Task statement ▸
Please count how many lines below contain the word "username" and give nothing but that figure.

======

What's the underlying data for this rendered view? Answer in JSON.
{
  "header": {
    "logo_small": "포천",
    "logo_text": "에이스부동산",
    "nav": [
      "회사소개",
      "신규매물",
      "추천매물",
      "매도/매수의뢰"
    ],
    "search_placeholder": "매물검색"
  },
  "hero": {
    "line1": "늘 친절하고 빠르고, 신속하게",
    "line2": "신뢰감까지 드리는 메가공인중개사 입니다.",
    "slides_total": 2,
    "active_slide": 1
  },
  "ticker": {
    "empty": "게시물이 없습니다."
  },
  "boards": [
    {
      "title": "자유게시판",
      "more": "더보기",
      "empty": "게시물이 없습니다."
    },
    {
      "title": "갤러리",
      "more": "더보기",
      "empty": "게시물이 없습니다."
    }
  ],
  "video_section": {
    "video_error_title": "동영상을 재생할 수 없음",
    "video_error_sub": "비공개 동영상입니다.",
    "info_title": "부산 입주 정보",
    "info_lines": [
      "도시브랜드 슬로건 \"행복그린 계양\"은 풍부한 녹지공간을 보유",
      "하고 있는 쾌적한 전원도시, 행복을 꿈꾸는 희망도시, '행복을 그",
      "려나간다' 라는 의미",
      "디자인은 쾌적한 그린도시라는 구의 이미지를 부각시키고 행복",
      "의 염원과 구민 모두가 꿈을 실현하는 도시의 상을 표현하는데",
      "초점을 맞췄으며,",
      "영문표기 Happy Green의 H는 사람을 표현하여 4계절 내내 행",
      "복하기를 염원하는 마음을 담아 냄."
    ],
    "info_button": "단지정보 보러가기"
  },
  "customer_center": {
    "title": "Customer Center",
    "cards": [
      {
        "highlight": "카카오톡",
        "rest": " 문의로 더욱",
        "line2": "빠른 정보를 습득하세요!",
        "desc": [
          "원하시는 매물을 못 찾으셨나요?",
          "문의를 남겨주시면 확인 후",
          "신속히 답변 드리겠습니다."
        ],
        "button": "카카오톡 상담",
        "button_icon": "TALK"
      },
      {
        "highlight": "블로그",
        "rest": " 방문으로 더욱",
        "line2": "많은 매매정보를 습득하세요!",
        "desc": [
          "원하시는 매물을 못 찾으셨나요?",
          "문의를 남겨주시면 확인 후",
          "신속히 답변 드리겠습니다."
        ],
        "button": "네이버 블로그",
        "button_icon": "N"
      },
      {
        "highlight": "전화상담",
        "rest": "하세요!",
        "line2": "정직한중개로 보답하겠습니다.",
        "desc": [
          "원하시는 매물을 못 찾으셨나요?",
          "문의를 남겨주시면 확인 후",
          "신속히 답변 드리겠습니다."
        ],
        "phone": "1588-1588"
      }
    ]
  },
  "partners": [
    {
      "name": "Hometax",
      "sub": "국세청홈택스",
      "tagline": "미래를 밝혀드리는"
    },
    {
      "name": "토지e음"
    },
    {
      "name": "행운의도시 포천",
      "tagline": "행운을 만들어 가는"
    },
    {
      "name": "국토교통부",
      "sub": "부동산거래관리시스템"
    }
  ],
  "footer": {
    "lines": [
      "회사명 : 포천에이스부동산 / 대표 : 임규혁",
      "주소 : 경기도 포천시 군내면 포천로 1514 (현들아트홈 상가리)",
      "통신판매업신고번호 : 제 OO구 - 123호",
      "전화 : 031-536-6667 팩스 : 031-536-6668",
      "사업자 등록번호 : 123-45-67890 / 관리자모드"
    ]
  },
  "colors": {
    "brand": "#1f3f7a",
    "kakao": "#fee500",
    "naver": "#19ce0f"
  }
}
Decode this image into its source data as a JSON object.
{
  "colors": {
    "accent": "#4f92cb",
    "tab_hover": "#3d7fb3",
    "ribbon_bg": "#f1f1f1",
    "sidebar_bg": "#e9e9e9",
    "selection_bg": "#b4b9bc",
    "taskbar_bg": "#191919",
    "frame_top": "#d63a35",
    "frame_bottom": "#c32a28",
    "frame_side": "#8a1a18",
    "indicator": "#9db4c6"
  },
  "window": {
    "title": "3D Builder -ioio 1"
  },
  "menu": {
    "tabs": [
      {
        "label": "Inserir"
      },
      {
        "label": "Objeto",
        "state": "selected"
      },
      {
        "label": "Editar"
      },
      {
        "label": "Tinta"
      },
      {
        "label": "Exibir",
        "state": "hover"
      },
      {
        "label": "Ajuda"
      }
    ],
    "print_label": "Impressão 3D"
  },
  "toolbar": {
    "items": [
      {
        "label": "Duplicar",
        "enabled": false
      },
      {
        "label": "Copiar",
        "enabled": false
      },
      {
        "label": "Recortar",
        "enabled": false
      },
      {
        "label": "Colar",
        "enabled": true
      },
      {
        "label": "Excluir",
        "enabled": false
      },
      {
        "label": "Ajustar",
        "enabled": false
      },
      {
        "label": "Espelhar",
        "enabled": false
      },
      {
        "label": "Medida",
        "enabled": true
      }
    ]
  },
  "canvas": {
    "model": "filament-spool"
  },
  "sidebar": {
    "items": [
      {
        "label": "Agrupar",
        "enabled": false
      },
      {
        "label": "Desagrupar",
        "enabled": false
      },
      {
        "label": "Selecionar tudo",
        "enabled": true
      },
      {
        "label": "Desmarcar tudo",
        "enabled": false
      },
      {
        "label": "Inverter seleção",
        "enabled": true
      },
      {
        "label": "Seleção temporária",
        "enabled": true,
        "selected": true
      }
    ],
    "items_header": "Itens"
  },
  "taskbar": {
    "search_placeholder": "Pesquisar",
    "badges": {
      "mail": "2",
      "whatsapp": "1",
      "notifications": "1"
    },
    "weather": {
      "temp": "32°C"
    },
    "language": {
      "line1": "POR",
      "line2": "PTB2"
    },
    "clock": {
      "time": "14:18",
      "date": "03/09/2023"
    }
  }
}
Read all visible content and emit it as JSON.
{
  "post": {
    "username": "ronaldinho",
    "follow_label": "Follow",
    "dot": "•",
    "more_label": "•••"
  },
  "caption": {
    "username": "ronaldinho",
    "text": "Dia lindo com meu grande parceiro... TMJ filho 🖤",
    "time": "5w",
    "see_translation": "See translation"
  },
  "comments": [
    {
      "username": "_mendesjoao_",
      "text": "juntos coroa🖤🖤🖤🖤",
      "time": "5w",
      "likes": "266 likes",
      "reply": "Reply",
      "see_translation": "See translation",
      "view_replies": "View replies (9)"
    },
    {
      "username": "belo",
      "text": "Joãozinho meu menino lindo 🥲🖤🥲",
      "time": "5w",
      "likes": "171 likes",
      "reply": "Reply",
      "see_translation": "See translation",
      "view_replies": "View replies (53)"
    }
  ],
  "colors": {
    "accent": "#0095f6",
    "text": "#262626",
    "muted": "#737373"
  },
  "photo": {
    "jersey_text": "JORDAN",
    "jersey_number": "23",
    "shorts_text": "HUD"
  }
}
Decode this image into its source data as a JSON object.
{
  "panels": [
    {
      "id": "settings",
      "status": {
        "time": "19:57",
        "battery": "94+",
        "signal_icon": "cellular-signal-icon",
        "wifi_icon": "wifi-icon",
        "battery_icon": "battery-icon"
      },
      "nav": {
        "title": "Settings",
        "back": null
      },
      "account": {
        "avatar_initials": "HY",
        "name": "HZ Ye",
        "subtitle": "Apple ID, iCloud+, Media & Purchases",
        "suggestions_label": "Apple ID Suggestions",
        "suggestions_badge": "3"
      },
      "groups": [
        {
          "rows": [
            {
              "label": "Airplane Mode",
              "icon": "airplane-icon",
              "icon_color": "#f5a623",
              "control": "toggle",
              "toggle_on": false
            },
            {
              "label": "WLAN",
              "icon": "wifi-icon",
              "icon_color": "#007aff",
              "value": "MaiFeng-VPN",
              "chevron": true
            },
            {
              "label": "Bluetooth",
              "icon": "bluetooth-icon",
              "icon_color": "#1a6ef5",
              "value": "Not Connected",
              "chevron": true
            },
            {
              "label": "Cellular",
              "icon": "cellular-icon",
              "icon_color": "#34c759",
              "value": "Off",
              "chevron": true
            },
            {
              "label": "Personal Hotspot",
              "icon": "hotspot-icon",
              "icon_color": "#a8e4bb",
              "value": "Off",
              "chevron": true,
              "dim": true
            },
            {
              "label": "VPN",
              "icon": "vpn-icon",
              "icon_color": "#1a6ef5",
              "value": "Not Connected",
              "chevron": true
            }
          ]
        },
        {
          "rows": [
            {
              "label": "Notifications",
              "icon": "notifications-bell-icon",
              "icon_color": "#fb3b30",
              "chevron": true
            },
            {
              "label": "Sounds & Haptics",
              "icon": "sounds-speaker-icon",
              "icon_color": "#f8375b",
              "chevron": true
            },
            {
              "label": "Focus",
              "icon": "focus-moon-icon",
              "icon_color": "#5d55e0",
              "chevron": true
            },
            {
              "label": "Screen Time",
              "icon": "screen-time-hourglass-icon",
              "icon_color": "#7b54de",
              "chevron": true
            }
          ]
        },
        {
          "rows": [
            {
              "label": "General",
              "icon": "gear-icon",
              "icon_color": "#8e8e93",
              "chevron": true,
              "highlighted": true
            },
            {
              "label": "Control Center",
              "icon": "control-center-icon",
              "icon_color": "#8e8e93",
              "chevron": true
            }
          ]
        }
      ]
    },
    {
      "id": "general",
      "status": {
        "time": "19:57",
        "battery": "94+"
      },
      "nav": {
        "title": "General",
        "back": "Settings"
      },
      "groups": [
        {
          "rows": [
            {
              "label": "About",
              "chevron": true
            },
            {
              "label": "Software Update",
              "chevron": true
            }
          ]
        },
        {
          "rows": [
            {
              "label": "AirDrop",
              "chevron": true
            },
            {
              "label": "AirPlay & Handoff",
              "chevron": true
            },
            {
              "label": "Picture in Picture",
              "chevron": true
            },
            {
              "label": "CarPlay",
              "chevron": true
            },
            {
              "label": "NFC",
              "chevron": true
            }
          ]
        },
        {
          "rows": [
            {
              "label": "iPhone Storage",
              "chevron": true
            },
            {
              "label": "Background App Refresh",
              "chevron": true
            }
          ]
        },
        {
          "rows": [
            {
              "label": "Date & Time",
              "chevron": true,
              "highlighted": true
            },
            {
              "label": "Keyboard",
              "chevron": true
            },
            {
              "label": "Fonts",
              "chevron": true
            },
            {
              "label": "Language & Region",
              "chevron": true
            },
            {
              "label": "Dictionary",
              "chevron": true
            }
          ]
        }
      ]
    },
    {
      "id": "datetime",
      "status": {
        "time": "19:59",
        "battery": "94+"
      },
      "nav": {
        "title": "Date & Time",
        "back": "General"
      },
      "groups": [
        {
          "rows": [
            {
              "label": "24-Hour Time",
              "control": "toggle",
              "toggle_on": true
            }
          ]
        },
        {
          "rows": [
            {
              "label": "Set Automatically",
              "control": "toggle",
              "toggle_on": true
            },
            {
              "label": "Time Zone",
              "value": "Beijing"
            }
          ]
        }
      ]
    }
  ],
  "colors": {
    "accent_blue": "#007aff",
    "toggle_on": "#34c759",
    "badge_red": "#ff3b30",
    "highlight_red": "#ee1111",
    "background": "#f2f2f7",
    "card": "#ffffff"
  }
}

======

Solution ▸
4